THE refuge provided to Serbian seminarians during the First World War, and the subsequent impact that these men had on the Church and the world, were recalled at Pusey House this month.
The placement of the Serbian theological refugees, accompanied by some of their professors, took place with the enthusiastic support of the then Archbishop of Canterbury, Randall Davidson. Some stayed in Oxford after the war.
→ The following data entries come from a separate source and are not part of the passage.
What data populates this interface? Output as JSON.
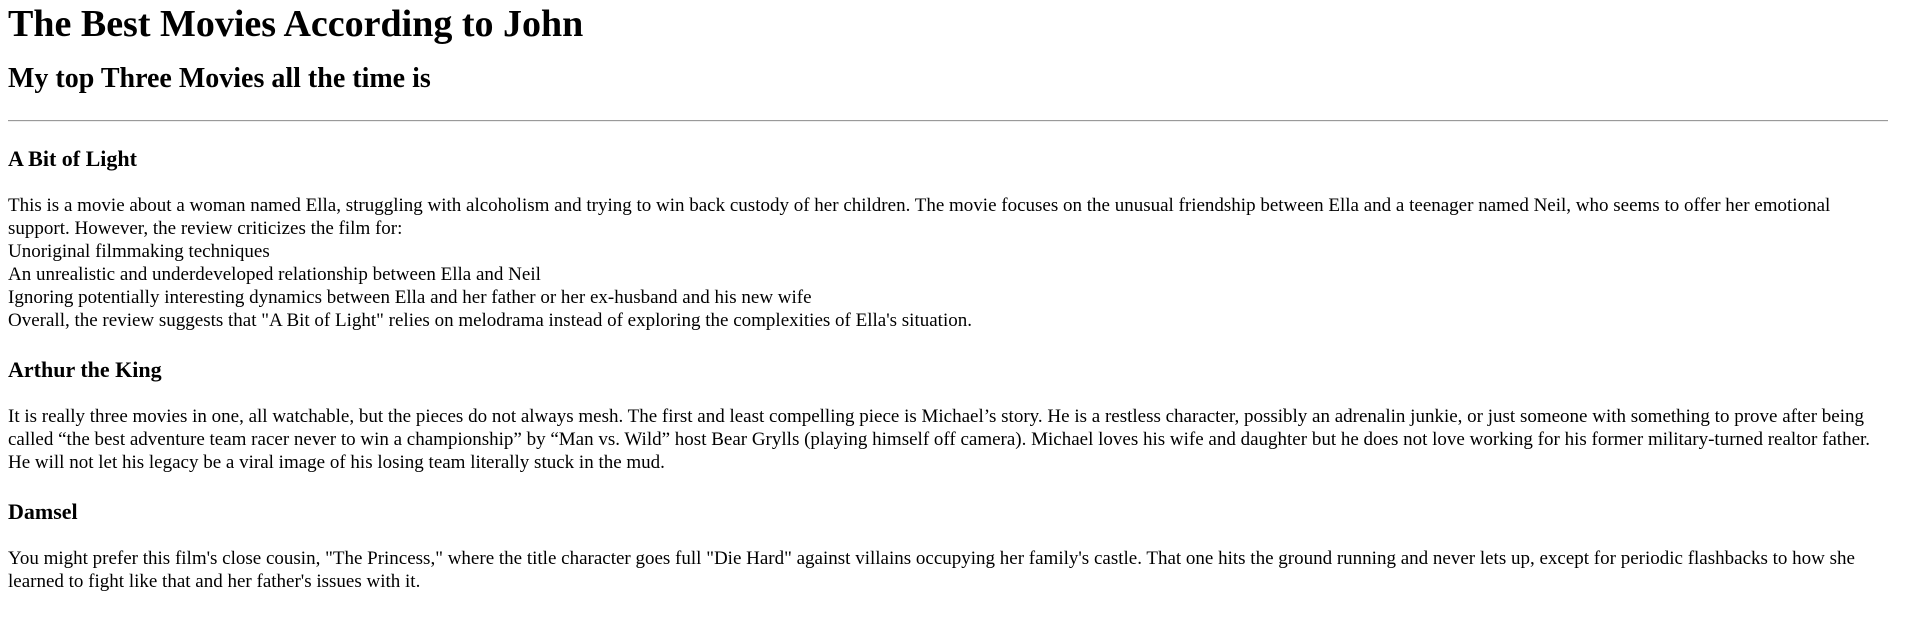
{
  "page": {
    "title": "The Best Movies According to John",
    "subtitle": "My top Three Movies all the time is"
  },
  "movies": [
    {
      "title": "A Bit of Light",
      "intro": "This is a movie about a woman named Ella, struggling with alcoholism and trying to win back custody of her children. The movie focuses on the unusual friendship between Ella and a teenager named Neil, who seems to offer her emotional support. However, the review criticizes the film for:",
      "points": [
        "Unoriginal filmmaking techniques",
        "An unrealistic and underdeveloped relationship between Ella and Neil",
        "Ignoring potentially interesting dynamics between Ella and her father or her ex-husband and his new wife"
      ],
      "conclusion": "Overall, the review suggests that \"A Bit of Light\" relies on melodrama instead of exploring the complexities of Ella's situation."
    },
    {
      "title": "Arthur the King",
      "text": "It is really three movies in one, all watchable, but the pieces do not always mesh. The first and least compelling piece is Michael’s story. He is a restless character, possibly an adrenalin junkie, or just someone with something to prove after being called “the best adventure team racer never to win a championship” by “Man vs. Wild” host Bear Grylls (playing himself off camera). Michael loves his wife and daughter but he does not love working for his former military-turned realtor father. He will not let his legacy be a viral image of his losing team literally stuck in the mud."
    },
    {
      "title": "Damsel",
      "text": "You might prefer this film's close cousin, \"The Princess,\" where the title character goes full \"Die Hard\" against villains occupying her family's castle. That one hits the ground running and never lets up, except for periodic flashbacks to how she learned to fight like that and her father's issues with it."
    }
  ]
}
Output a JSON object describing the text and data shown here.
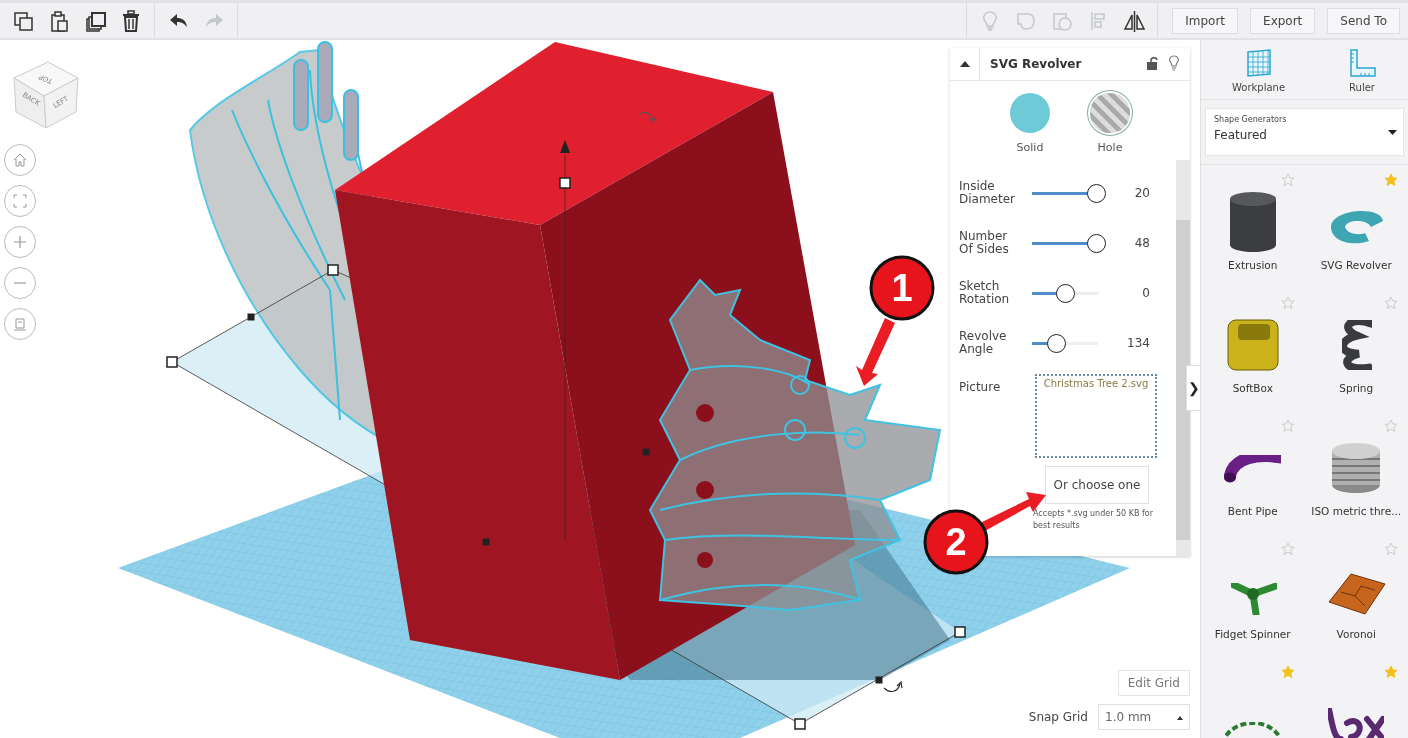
{
  "toolbar": {
    "left_tools": [
      {
        "kind": "copy",
        "disabled": false
      },
      {
        "kind": "paste",
        "disabled": false
      },
      {
        "kind": "duplicate",
        "disabled": false
      },
      {
        "kind": "delete",
        "disabled": false
      },
      {
        "kind": "undo",
        "disabled": false
      },
      {
        "kind": "redo",
        "disabled": true
      }
    ],
    "right_tools": [
      {
        "kind": "bulb",
        "disabled": true
      },
      {
        "kind": "group",
        "disabled": true
      },
      {
        "kind": "ungroup",
        "disabled": true
      },
      {
        "kind": "align",
        "disabled": true
      },
      {
        "kind": "mirror",
        "disabled": false
      }
    ],
    "buttons": [
      "Import",
      "Export",
      "Send To"
    ]
  },
  "view_cube": {
    "faces": [
      "TOP",
      "BACK",
      "LEFT"
    ]
  },
  "view_controls": [
    {
      "kind": "home"
    },
    {
      "kind": "fit"
    },
    {
      "kind": "zoom-in"
    },
    {
      "kind": "zoom-out"
    },
    {
      "kind": "perspective"
    }
  ],
  "inspector": {
    "title": "SVG Revolver",
    "locked": false,
    "swatches": [
      {
        "label": "Solid",
        "kind": "solid"
      },
      {
        "label": "Hole",
        "kind": "hole"
      }
    ],
    "params": [
      {
        "label": "Inside Diameter",
        "level": 0.97,
        "reading": "20"
      },
      {
        "label": "Number Of Sides",
        "level": 0.97,
        "reading": "48"
      },
      {
        "label": "Sketch Rotation",
        "level": 0.5,
        "reading": "0"
      },
      {
        "label": "Revolve Angle",
        "level": 0.37,
        "reading": "134"
      }
    ],
    "picture": {
      "label": "Picture",
      "file": "Christmas Tree 2.svg"
    },
    "choose_button": "Or choose one",
    "hint": "Accepts *.svg under 50 KB for best results"
  },
  "panel_toggle": "❯",
  "callouts": [
    "1",
    "2"
  ],
  "grid": {
    "edit_button": "Edit Grid",
    "snap_label": "Snap Grid",
    "snap_value": "1.0 mm"
  },
  "sidebar": {
    "tools": [
      {
        "label": "Workplane",
        "kind": "workplane"
      },
      {
        "label": "Ruler",
        "kind": "ruler"
      }
    ],
    "category": {
      "caption": "Shape Generators",
      "value": "Featured"
    },
    "shapes": [
      {
        "label": "Extrusion",
        "starred": false
      },
      {
        "label": "SVG Revolver",
        "starred": true
      },
      {
        "label": "SoftBox",
        "starred": false
      },
      {
        "label": "Spring",
        "starred": false
      },
      {
        "label": "Bent Pipe",
        "starred": false
      },
      {
        "label": "ISO metric thre...",
        "starred": false
      },
      {
        "label": "Fidget Spinner",
        "starred": false
      },
      {
        "label": "Voronoi",
        "starred": false
      },
      {
        "starred": true
      },
      {
        "starred": true
      }
    ]
  }
}
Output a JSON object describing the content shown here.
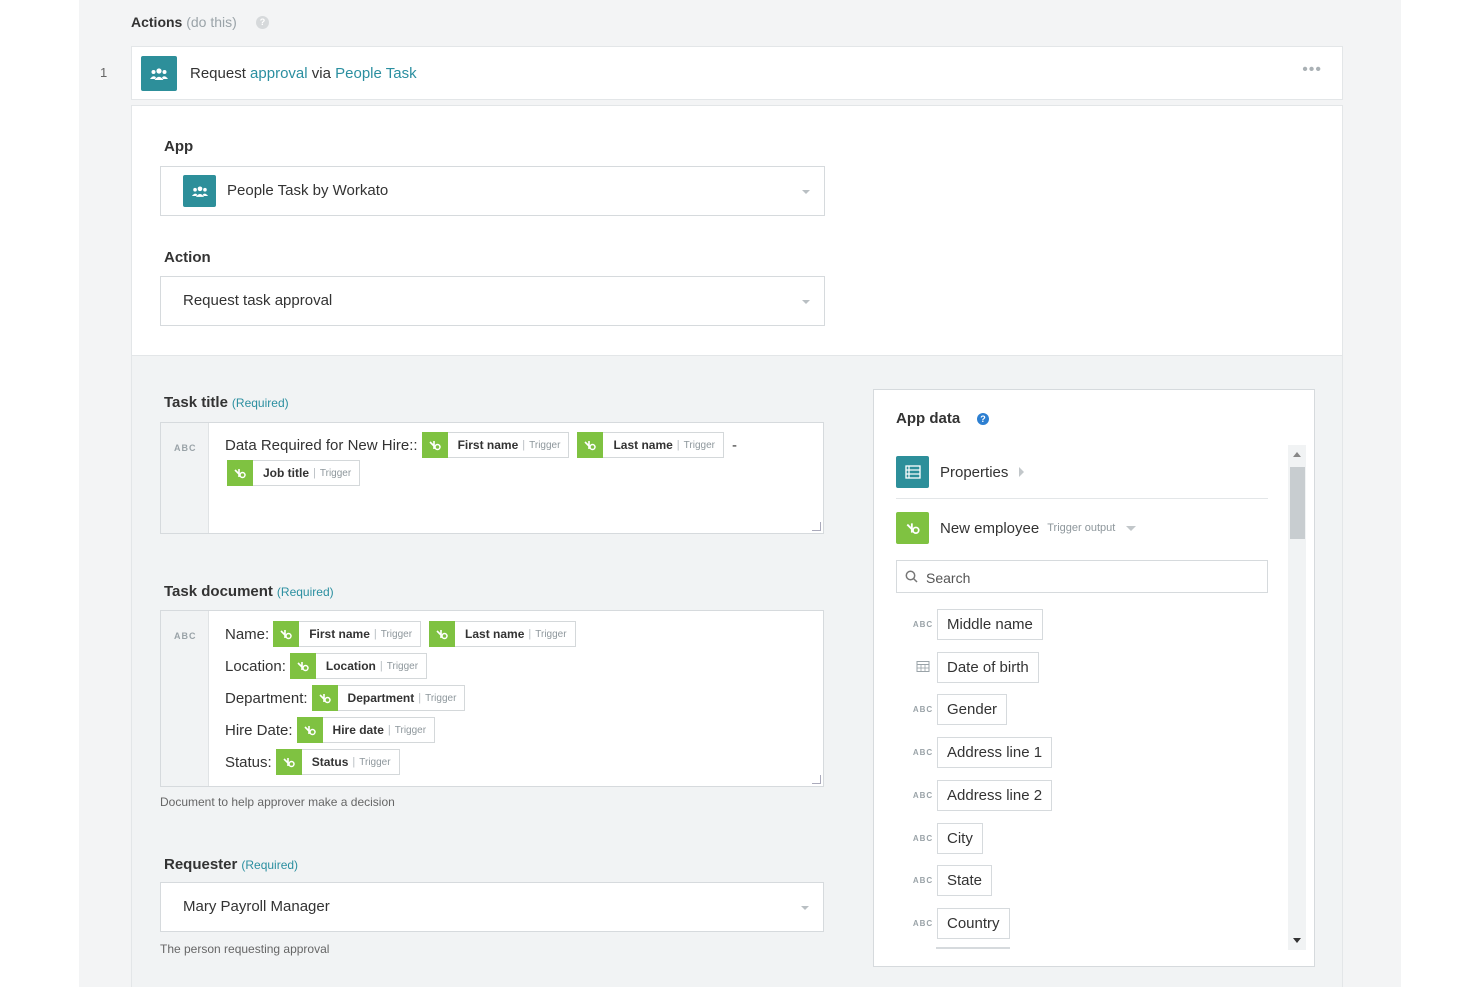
{
  "section": {
    "title": "Actions",
    "subtitle": "(do this)",
    "help": "?"
  },
  "step": {
    "number": "1",
    "prefix": "Request",
    "link1": "approval",
    "middle": "via",
    "link2": "People Task",
    "more": "•••"
  },
  "app_field": {
    "label": "App",
    "value": "People Task by Workato"
  },
  "action_field": {
    "label": "Action",
    "value": "Request task approval"
  },
  "task_title": {
    "label": "Task title",
    "required": "(Required)",
    "abc": "ABC",
    "line1_text": "Data Required for New Hire::",
    "pill_first": {
      "name": "First name",
      "source": "Trigger"
    },
    "pill_last": {
      "name": "Last name",
      "source": "Trigger"
    },
    "dash": "-",
    "pill_job": {
      "name": "Job title",
      "source": "Trigger"
    }
  },
  "task_document": {
    "label": "Task document",
    "required": "(Required)",
    "abc": "ABC",
    "rows": [
      {
        "label": "Name:",
        "pills": [
          {
            "name": "First name",
            "source": "Trigger"
          },
          {
            "name": "Last name",
            "source": "Trigger"
          }
        ]
      },
      {
        "label": "Location:",
        "pills": [
          {
            "name": "Location",
            "source": "Trigger"
          }
        ]
      },
      {
        "label": "Department:",
        "pills": [
          {
            "name": "Department",
            "source": "Trigger"
          }
        ]
      },
      {
        "label": "Hire Date:",
        "pills": [
          {
            "name": "Hire date",
            "source": "Trigger"
          }
        ]
      },
      {
        "label": "Status:",
        "pills": [
          {
            "name": "Status",
            "source": "Trigger"
          }
        ]
      }
    ],
    "hint": "Document to help approver make a decision"
  },
  "requester": {
    "label": "Requester",
    "required": "(Required)",
    "value": "Mary Payroll Manager",
    "hint": "The person requesting approval"
  },
  "app_data": {
    "title": "App data",
    "help": "?",
    "properties": "Properties",
    "trigger_name": "New employee",
    "trigger_tag": "Trigger output",
    "search_placeholder": "Search",
    "fields": [
      {
        "type": "ABC",
        "name": "Middle name"
      },
      {
        "type": "calendar",
        "name": "Date of birth"
      },
      {
        "type": "ABC",
        "name": "Gender"
      },
      {
        "type": "ABC",
        "name": "Address line 1"
      },
      {
        "type": "ABC",
        "name": "Address line 2"
      },
      {
        "type": "ABC",
        "name": "City"
      },
      {
        "type": "ABC",
        "name": "State"
      },
      {
        "type": "ABC",
        "name": "Country"
      }
    ]
  },
  "colors": {
    "teal": "#2d8f9a",
    "green": "#7fc241",
    "link": "#2b8fa0",
    "help_blue": "#2d7fd1"
  }
}
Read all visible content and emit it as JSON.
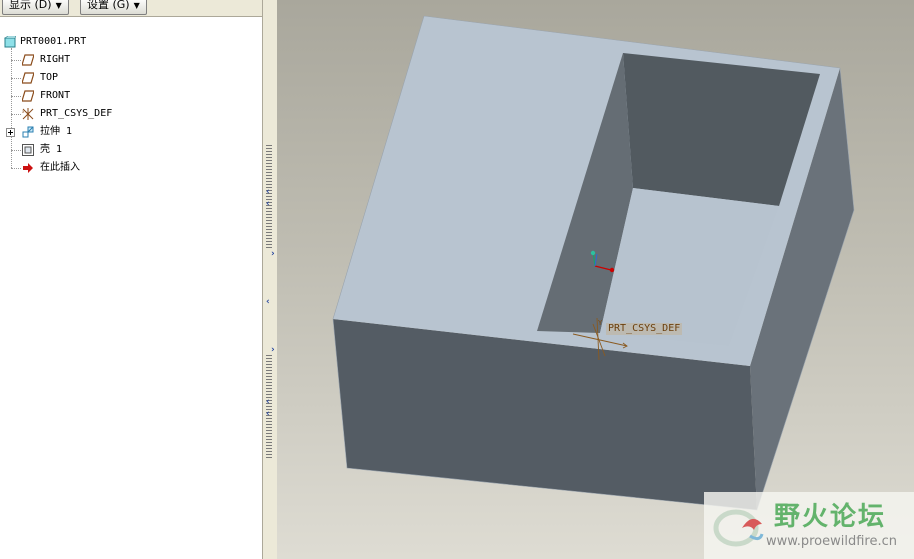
{
  "toolbar": {
    "show_label": "显示 (D)",
    "settings_label": "设置 (G)"
  },
  "tree": {
    "root": "PRT0001.PRT",
    "items": [
      {
        "label": "RIGHT",
        "icon": "datum-plane-icon"
      },
      {
        "label": "TOP",
        "icon": "datum-plane-icon"
      },
      {
        "label": "FRONT",
        "icon": "datum-plane-icon"
      },
      {
        "label": "PRT_CSYS_DEF",
        "icon": "coordinate-system-icon"
      },
      {
        "label": "拉伸 1",
        "icon": "extrude-icon"
      },
      {
        "label": "壳 1",
        "icon": "shell-icon"
      },
      {
        "label": "在此插入",
        "icon": "insert-here-arrow-icon"
      }
    ]
  },
  "viewport": {
    "csys_label": "PRT_CSYS_DEF"
  },
  "watermark": {
    "title": "野火论坛",
    "url": "www.proewildfire.cn"
  },
  "colors": {
    "top_face": "#b8c4d0",
    "front_face": "#545c64",
    "right_face": "#6a727a",
    "inner_wall": "#5a6268",
    "floor": "#b7c3cf",
    "accent_red": "#cc0000"
  }
}
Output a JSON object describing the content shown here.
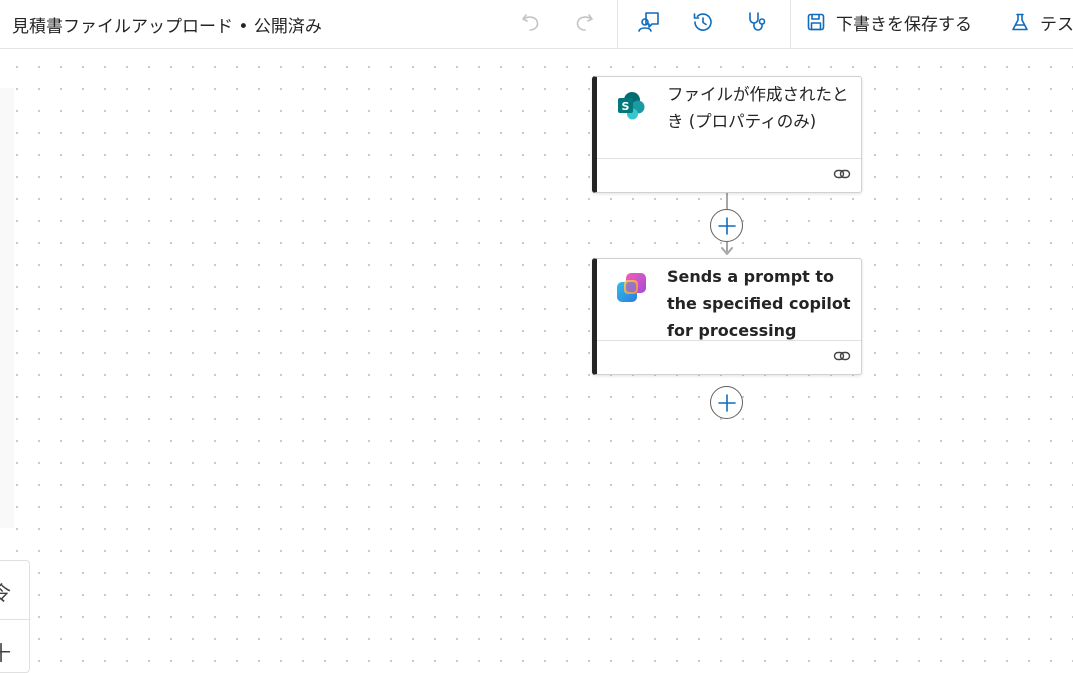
{
  "header": {
    "title": "見積書ファイルアップロード • 公開済み",
    "save_draft_label": "下書きを保存する",
    "test_label": "テスト"
  },
  "icons": {
    "undo": "undo-icon",
    "redo": "redo-icon",
    "copilot_chat": "copilot-chat-icon",
    "version_history": "history-icon",
    "flow_checker": "stethoscope-icon",
    "save": "save-icon",
    "test": "flask-icon",
    "trigger": "sharepoint-icon",
    "action": "copilot-studio-icon",
    "link": "link-icon",
    "add": "plus-icon"
  },
  "colors": {
    "accent": "#0f6cbd",
    "disabled": "#c4c4c4",
    "card_border": "#242424",
    "sharepoint": "#03787c"
  },
  "nodes": [
    {
      "title": "ファイルが作成されたとき (プロパティのみ)"
    },
    {
      "title": "Sends a prompt to the specified copilot for processing"
    }
  ],
  "zoom": {
    "top_glyph": "令",
    "bottom_glyph": "十"
  }
}
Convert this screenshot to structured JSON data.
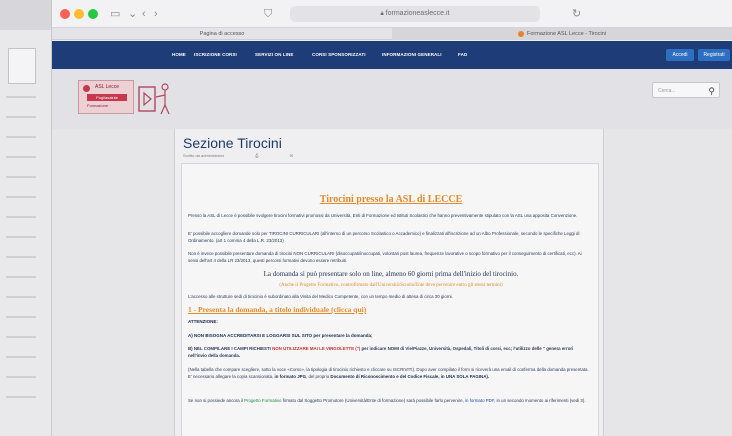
{
  "browser": {
    "address": "formazioneaslecce.it",
    "tab_left": "Pagina di accesso",
    "tab_right": "Formazione ASL Lecce - Tirocini"
  },
  "nav": {
    "items": [
      "HOME",
      "ISCRIZIONE CORSI",
      "SERVIZI ON LINE",
      "CORSI SPONSORIZZATI",
      "INFORMAZIONI GENERALI",
      "FAD"
    ],
    "login": "Accedi",
    "register": "Registrati"
  },
  "header": {
    "logo_line1": "ASL Lecce",
    "logo_line2": "Pugliasalute",
    "logo_line3": "Formazione",
    "search_placeholder": "Cerca..."
  },
  "page": {
    "title": "Sezione Tirocini",
    "meta_author": "Scritto da administrator",
    "meta_extra": ""
  },
  "content": {
    "heading": "Tirocini presso la ASL di LECCE",
    "p1": "Presso la ASL di Lecce è possibile svolgere tirocini formativi promossi da Università, Enti di Formazione ed Istituti Scolastici che hanno preventivamente stipulato con la ASL una apposita Convenzione.",
    "p2": "E' possibile accogliere domande solo per TIROCINI CURRICULARI (all'interno di un percorso Scolastico o Accademico) e finalizzati all'iscrizione ad un Albo Professionale, secondo le specifiche Leggi di Ordinamento. (art 1 comma 4 della L.R. 23/2013)",
    "p3": "Non è invece possibile presentare domanda di tirocini NON CURRICULARI (disoccupati/inoccupati, volontari post laurea, frequenze lavorative o scopo formativo per il conseguimento di certificati, ecc). Ai sensi dell'art 4 della LR 23/2013, questi percorsi formativi devono essere retribuiti.",
    "line_big": "La domanda si può presentare solo on line, almeno 60 giorni prima dell'inizio del tirocinio.",
    "line_orange": "(Anche il Progetto Formativo, controfirmato dall'Università/Scuola/Ente deve pervenire entro gli stessi termini)",
    "p4": "L'accesso alle strutture sedi di tirocinio è subordinato alla Visita del Medico Competente, con un tempo medio di attesa di circa 30 giorni.",
    "section1": "1 - Presenta la domanda, a titolo individuale (clicca qui)",
    "attention": "ATTENZIONE:",
    "point_a": "A) NON BISOGNA ACCREDITARSI E LOGGARSI SUL SITO per presentare la domanda;",
    "point_b_pre": "B) NEL COMPILARE I CAMPI RICHIESTI ",
    "point_b_red": "NON UTILIZZARE MAI LE VIRGOLETTE (\") ",
    "point_b_post": "per indicare NOMI di Vie/Piazze, Università, Ospedali, Titoli di corsi, ecc; l'utilizzo delle \" genera errori nell'invio della domanda.",
    "p5_pre": "(Nella tabella che compare scegliere, sotto la voce «Corso», la tipologia di tirocinio richiesto e cliccare su ISCRIVITI). Dopo aver compilato il form si riceverà una email di conferma della domanda presentata. E' necessario allegare la copia scansionata, ",
    "p5_blue": "in formato JPG",
    "p5_mid": ", del proprio ",
    "p5_b2": "Documento di Riconoscimento e del Codice Fiscale",
    "p5_end": ", in UNA SOLA PAGINA).",
    "p6_pre": "Se non si possiede ancora il ",
    "p6_green": "Progetto Formativo",
    "p6_mid": " firmato dal Soggetto Promotore (Università/Ente di formazione) sarà possibile farlo pervenire, ",
    "p6_blue": "in formato PDF",
    "p6_end": ", in un secondo momento ai riferimenti (vedi 3)."
  },
  "colors": {
    "nav_bg": "#1d3c78",
    "accent_orange": "#e38b2a",
    "title_blue": "#1f3a66"
  }
}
In total, 55 men studied at Cuddesdon, Dorchester, and St Stephen’s House, at a time when, contemporary Church Times reports note, the Serbian Church was “in abeyance. . . Their seminaries are closed, their students dispersed, many of their leaders are interned.” The refugees arrived, a report noted, “in sheepskins and goatskins, like the victims of Antiochus”. While not all were canonised, several became bishops, religious philosophers and theologians, and state officials in the Kingdom of Yugoslavia.
The symposium at Pusey House, which was addressed by Serbian theologians, was more than a reflection on events a hundred years ago, Canon Mark Chapman, Vice-Principal of Cuddesdon and Professor of the History of Modern Theology at Oxford University, said this week. “We discussed how the Churches might collaborate on educational projects into the future.”
The talks, which were heard by about 40 participants, including many Serbs, testified to the accuracy of a contemporary prediction that those who came to England would prove to be the “future leaders of the Serbian Church”.
Professor Bogdan Lubardic and Professor Andrej Jeftic, both of the University of Belgrade, spoke about Fr Justin Popovic, an Orthodox theologian canonised in 2010. Professor Angela Berlis, of the University of Bern, and Professor Aleksandar Djakovac, of the University of Belgrade, spoke about Nikolaj Velimirovic, a charismatic church leader and theologian who preached in England during the First World War He became Bishop of Ohrid and Žica, and was canonised in 2003. Both men “gained pan-Orthodox acclamation as theologians, spiritual fathers, and as outspoken critics of the Communist regime”.
A contemporary Bishop, the Rt Revd Isihije Rogic, spoke of the “ecclesial and ecumenical implications” of the presence of Serbian clergy in England during the war.
The atmosphere at the symposium was “extremely warm and engaged”, Professor Chapman said. “I think there is genuine desire [in Serbia] to build up ecumenical relations, particularly with England, because of this history. . . We are hoping that there might be links between seminarians.”
His contribution explored the relationship between the C of E, Serbia, and the Serbian Orthodox Church, a topic he explored in Theology at War and Peace (Routledge, 2016), in which he describes “a concerted effort across the whole of the Church of England to raise the profile of the Serbian Church and of Serbia more generally” after a tour by Fr Velimirovic in 1916.